Records from a data source

_ _ _ _ _ _ _

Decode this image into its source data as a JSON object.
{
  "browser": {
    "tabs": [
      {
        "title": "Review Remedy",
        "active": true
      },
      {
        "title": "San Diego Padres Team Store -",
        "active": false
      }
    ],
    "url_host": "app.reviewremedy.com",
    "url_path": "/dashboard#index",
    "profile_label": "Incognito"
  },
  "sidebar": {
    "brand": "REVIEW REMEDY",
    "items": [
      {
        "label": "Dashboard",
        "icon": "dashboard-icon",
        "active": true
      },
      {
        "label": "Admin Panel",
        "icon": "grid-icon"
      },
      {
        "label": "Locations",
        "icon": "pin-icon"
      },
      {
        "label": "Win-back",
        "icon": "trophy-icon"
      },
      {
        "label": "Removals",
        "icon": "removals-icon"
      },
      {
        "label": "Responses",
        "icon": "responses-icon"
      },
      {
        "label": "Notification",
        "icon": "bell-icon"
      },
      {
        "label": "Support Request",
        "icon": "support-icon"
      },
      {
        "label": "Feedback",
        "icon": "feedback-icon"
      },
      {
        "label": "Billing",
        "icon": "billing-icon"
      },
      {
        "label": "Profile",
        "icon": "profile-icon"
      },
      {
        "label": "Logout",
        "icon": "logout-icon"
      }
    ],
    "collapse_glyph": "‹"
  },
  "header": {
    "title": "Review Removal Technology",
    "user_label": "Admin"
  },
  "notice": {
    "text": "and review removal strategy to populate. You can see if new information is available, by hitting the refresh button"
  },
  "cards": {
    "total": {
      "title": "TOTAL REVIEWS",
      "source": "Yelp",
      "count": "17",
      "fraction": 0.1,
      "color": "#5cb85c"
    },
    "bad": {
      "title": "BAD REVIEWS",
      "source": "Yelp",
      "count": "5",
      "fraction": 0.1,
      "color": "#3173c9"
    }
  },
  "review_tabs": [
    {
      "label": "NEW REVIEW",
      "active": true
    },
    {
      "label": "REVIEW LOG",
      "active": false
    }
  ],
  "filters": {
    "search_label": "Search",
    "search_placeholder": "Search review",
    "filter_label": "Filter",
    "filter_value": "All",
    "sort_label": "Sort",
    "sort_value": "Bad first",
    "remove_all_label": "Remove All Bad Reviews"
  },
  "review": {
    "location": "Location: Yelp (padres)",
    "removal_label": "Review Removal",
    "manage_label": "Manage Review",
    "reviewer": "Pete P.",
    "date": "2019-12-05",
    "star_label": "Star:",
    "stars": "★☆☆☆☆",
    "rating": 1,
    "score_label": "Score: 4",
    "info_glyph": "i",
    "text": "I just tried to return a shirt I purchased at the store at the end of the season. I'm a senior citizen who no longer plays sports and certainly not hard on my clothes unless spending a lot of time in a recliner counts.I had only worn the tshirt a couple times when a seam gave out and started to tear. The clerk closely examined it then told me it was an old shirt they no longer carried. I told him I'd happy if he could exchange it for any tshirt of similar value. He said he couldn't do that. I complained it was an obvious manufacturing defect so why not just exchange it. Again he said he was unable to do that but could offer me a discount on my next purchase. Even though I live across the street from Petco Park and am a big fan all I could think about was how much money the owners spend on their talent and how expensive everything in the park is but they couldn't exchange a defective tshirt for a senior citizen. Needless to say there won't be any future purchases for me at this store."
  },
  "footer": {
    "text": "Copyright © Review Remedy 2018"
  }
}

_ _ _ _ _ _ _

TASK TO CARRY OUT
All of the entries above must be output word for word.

ANSWER TO THE EXERCISE
Decode this image into its source data as a JSON object.
{
  "browser": {
    "tabs": [
      {
        "title": "Review Remedy",
        "active": true
      },
      {
        "title": "San Diego Padres Team Store -",
        "active": false
      }
    ],
    "url_host": "app.reviewremedy.com",
    "url_path": "/dashboard#index",
    "profile_label": "Incognito"
  },
  "sidebar": {
    "brand": "REVIEW REMEDY",
    "items": [
      {
        "label": "Dashboard",
        "icon": "dashboard-icon",
        "active": true
      },
      {
        "label": "Admin Panel",
        "icon": "grid-icon"
      },
      {
        "label": "Locations",
        "icon": "pin-icon"
      },
      {
        "label": "Win-back",
        "icon": "trophy-icon"
      },
      {
        "label": "Removals",
        "icon": "removals-icon"
      },
      {
        "label": "Responses",
        "icon": "responses-icon"
      },
      {
        "label": "Notification",
        "icon": "bell-icon"
      },
      {
        "label": "Support Request",
        "icon": "support-icon"
      },
      {
        "label": "Feedback",
        "icon": "feedback-icon"
      },
      {
        "label": "Billing",
        "icon": "billing-icon"
      },
      {
        "label": "Profile",
        "icon": "profile-icon"
      },
      {
        "label": "Logout",
        "icon": "logout-icon"
      }
    ],
    "collapse_glyph": "‹"
  },
  "header": {
    "title": "Review Removal Technology",
    "user_label": "Admin"
  },
  "notice": {
    "text": "and review removal strategy to populate. You can see if new information is available, by hitting the refresh button"
  },
  "cards": {
    "total": {
      "title": "TOTAL REVIEWS",
      "source": "Yelp",
      "count": "17",
      "fraction": 0.1,
      "color": "#5cb85c"
    },
    "bad": {
      "title": "BAD REVIEWS",
      "source": "Yelp",
      "count": "5",
      "fraction": 0.1,
      "color": "#3173c9"
    }
  },
  "review_tabs": [
    {
      "label": "NEW REVIEW",
      "active": true
    },
    {
      "label": "REVIEW LOG",
      "active": false
    }
  ],
  "filters": {
    "search_label": "Search",
    "search_placeholder": "Search review",
    "filter_label": "Filter",
    "filter_value": "All",
    "sort_label": "Sort",
    "sort_value": "Bad first",
    "remove_all_label": "Remove All Bad Reviews"
  },
  "review": {
    "location": "Location: Yelp (padres)",
    "removal_label": "Review Removal",
    "manage_label": "Manage Review",
    "reviewer": "Pete P.",
    "date": "2019-12-05",
    "star_label": "Star:",
    "stars": "★☆☆☆☆",
    "rating": 1,
    "score_label": "Score: 4",
    "info_glyph": "i",
    "text": "I just tried to return a shirt I purchased at the store at the end of the season. I'm a senior citizen who no longer plays sports and certainly not hard on my clothes unless spending a lot of time in a recliner counts.I had only worn the tshirt a couple times when a seam gave out and started to tear. The clerk closely examined it then told me it was an old shirt they no longer carried. I told him I'd happy if he could exchange it for any tshirt of similar value. He said he couldn't do that. I complained it was an obvious manufacturing defect so why not just exchange it. Again he said he was unable to do that but could offer me a discount on my next purchase. Even though I live across the street from Petco Park and am a big fan all I could think about was how much money the owners spend on their talent and how expensive everything in the park is but they couldn't exchange a defective tshirt for a senior citizen. Needless to say there won't be any future purchases for me at this store."
  },
  "footer": {
    "text": "Copyright © Review Remedy 2018"
  }
}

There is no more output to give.